"With every bullet there is a lawyer attached to that bullet. You're life will never be the same,” says Strong. “I’ve talked to women who have had guns at home and say ‘my grandfather died and left me a gun’ and I say if you’re not planning to learn how to use or get a concealed carry than I say give it away and sell it.”
Roberts has been an instructor since the mid 1990s and doesn’t promote violence but resistance and the mindset on handling a firearm.
"The law is as important as your gun,” says Roberts. "We want to survive the aftermath of the crime as well as the crime itself and to be able to survive that is how we conduct ourselves during the crime,” says Roberts.

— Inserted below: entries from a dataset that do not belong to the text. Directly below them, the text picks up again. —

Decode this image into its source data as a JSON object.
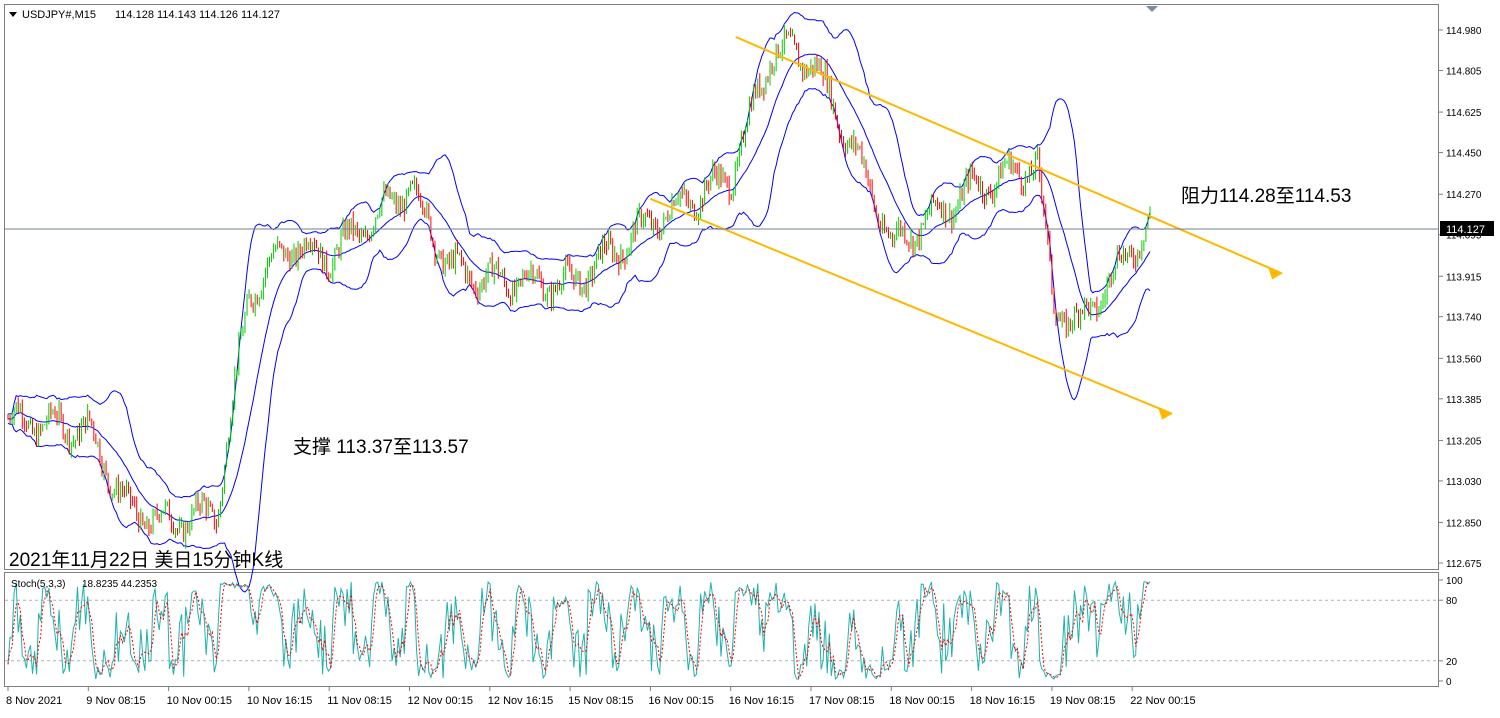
{
  "header": {
    "symbol_label": "USDJPY#,M15",
    "ohlc_values": "114.128 114.143 114.126 114.127"
  },
  "stoch_header": {
    "label": "Stoch(5,3,3)",
    "values": "18.8235 44.2353"
  },
  "annotations": {
    "resistance": "阻力114.28至114.53",
    "support": "支撑 113.37至113.57",
    "caption": "2021年11月22日 美日15分钟K线"
  },
  "colors": {
    "up_candle": "#00cc00",
    "down_candle": "#ff0000",
    "bollinger": "#0000ff",
    "channel": "#ffb800",
    "stoch_main": "#20b2aa",
    "stoch_signal": "#ff0000",
    "price_line": "#708090"
  },
  "chart_data": [
    {
      "type": "candlestick",
      "symbol": "USDJPY#",
      "timeframe": "M15",
      "current_price": "114.127",
      "y_ticks": [
        "114.980",
        "114.805",
        "114.625",
        "114.450",
        "114.270",
        "114.095",
        "113.915",
        "113.740",
        "113.560",
        "113.385",
        "113.205",
        "113.030",
        "112.850",
        "112.675"
      ],
      "y_range": [
        112.675,
        114.98
      ],
      "x_ticks": [
        "8 Nov 2021",
        "9 Nov 08:15",
        "10 Nov 00:15",
        "10 Nov 16:15",
        "11 Nov 08:15",
        "12 Nov 00:15",
        "12 Nov 16:15",
        "15 Nov 08:15",
        "16 Nov 00:15",
        "16 Nov 16:15",
        "17 Nov 08:15",
        "18 Nov 00:15",
        "18 Nov 16:15",
        "19 Nov 08:15",
        "22 Nov 00:15"
      ],
      "price_path_approx": [
        {
          "x": 0,
          "price": 113.3
        },
        {
          "x": 1,
          "price": 113.25
        },
        {
          "x": 1.5,
          "price": 112.9
        },
        {
          "x": 2,
          "price": 112.85
        },
        {
          "x": 2.6,
          "price": 112.9
        },
        {
          "x": 3,
          "price": 113.85
        },
        {
          "x": 3.5,
          "price": 114.05
        },
        {
          "x": 4,
          "price": 114.0
        },
        {
          "x": 5,
          "price": 114.3
        },
        {
          "x": 5.5,
          "price": 113.95
        },
        {
          "x": 6,
          "price": 113.9
        },
        {
          "x": 7,
          "price": 113.88
        },
        {
          "x": 8,
          "price": 114.15
        },
        {
          "x": 9,
          "price": 114.35
        },
        {
          "x": 9.5,
          "price": 114.9
        },
        {
          "x": 10,
          "price": 114.85
        },
        {
          "x": 10.6,
          "price": 114.4
        },
        {
          "x": 11,
          "price": 114.05
        },
        {
          "x": 12,
          "price": 114.3
        },
        {
          "x": 12.8,
          "price": 114.4
        },
        {
          "x": 13,
          "price": 113.8
        },
        {
          "x": 13.3,
          "price": 113.7
        },
        {
          "x": 14,
          "price": 114.05
        },
        {
          "x": 14.2,
          "price": 114.15
        }
      ],
      "channel_lines": [
        {
          "from": {
            "x": "16 Nov 16:15",
            "price": 114.95
          },
          "to": {
            "x": "22 Nov 00:15",
            "price": 114.1
          }
        },
        {
          "from": {
            "x": "16 Nov 00:15",
            "price": 114.25
          },
          "to": {
            "x": "22 Nov 00:15",
            "price": 113.45
          }
        }
      ]
    },
    {
      "type": "line",
      "name": "Stoch(5,3,3)",
      "y_ticks": [
        "100",
        "80",
        "20",
        "0"
      ],
      "y_range": [
        0,
        100
      ],
      "levels": [
        80,
        20
      ],
      "last_values": {
        "main": 18.8235,
        "signal": 44.2353
      }
    }
  ]
}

Many gun instructors say any gun owner has to know the answer to the question before owning a gun: Are you willing to take someone’s life?
"I will be their worst nightmare. I have already got the attitude if they come through to do harm and I will be their worst nightmare,” says Strong.
Roberts is offering another women’s only concealed carry class on February 26th.
It’s an eight hour class.
The class is geared so women will feel more comfortable with a weapon and not intimidated to pick up a firearm.
"Women don't feel threatened in an all women's class. They can ask any question they want and not feel stupid. We encourage them to ask questions because there is no stupid question, that's how they learn,” says Strong.
The Oklahoma State Bureau of Investigations reports the average woman issued a concealed carry permit is age 50.